As we finalise data collection in Germany, the HITG project goes west – to the Netherlands. With ambassador Leonne Stentler, former Dutch national team player, and the VU University medical centre as our partners, we are excited to tackle our next and final data collection phase.
Last week the HITG team published an important review on the risk of concussions and other head injuries in elite level contact sports. Specifically, we compared the number and characteristics of head injuries in football, ice hockey, rugby and American football. We also analysed whether concussions are more frequent in male or female players. After screening 7673 articles, these are our key findings.
We are excited to announce the launch of our questionnaire study in the USA. Moreover, our partner U.S. Soccer has just released a campaign on concussion awareness. It highlights the importance of detecting concussions and managing return to play.
Last weekend the 5th IOC World Conference on Prevention of Injury & Illness in sport took place in Monaco. The HITG team was represented by Professor Jiří Dvořák, Dr Evert Verhagen and Annika Prien.
About two month ago the german movie project “DIE NORM – Ist dabei sein wirklich alles?” started playing in cinemas. The movie is part of a multimedia project that followed select German athletes during their preparation for the 2016 Olympic Games.
The 5th International Consensus Conference on Concussion in Sport took place in Berlin last month. Almost the entire Head in the Game team took part, contributing with various presentations to the conference. Among other studies, we presented our analysis of 17 years of injury data on the frequency and characteristics of head and neck injuries in elite football. Here are some of the most interesting results.

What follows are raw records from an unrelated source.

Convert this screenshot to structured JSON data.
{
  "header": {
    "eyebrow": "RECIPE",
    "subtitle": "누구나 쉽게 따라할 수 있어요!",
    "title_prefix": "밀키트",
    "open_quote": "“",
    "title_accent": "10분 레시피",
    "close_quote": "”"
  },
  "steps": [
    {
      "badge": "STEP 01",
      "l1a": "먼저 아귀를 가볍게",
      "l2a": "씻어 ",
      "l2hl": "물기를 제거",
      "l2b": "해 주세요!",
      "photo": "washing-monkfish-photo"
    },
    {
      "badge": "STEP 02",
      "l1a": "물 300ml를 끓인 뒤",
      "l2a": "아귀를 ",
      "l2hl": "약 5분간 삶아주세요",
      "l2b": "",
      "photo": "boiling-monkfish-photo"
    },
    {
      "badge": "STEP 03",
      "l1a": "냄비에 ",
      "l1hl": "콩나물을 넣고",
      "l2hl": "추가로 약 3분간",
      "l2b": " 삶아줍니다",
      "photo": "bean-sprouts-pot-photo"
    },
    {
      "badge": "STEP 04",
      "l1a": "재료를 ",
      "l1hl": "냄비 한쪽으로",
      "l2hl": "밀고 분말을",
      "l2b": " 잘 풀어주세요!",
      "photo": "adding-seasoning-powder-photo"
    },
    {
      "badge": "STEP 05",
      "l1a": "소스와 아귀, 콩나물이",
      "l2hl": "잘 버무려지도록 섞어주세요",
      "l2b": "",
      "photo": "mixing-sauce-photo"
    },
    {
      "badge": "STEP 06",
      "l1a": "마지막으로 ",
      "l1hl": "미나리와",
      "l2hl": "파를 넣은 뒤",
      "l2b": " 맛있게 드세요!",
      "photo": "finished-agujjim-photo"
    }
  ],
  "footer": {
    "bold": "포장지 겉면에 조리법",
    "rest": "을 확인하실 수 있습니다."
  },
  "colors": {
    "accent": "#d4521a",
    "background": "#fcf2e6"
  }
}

In November 2009 the devastating news about the suicide of former national team goalkeeper Robert Enke shocked the world. Enke had been suffering from depression for years, but had kept it a secret from the public and his team. Following this tragedy the topic of mental health in elite sport received increased attention in the media and it was speculated that the distinct features of a professional sports career may constitute a risk factor. But are these speculations warranted?
In this TED talk brain researcher and former football player David Camarillo gives interesting insights into the mechanisms of concussions. What happens during a concussion really — and why can’t standard sports helmets prevent it? How could concussions be prevented in the future based on these new findings?
What inspires elite athletes to keep competing despite injury? Is a medal or making it to a final worth the pain? Which health related consequences may such behaviour entail?
Cindy Parlow Cone is a retired American soccer player and a 9-year member of the USA Women’s National Soccer Team, winning 2 Olympic gold medals, an Olympic silver medal, and a Women’s World Cup Championship. In 2006, she announced her retirement from international play, due to post-concussion syndrome. Now she has joined forces with the Head in the Game Project to pursue the question of the potential long-term consequences of concussions in elite football.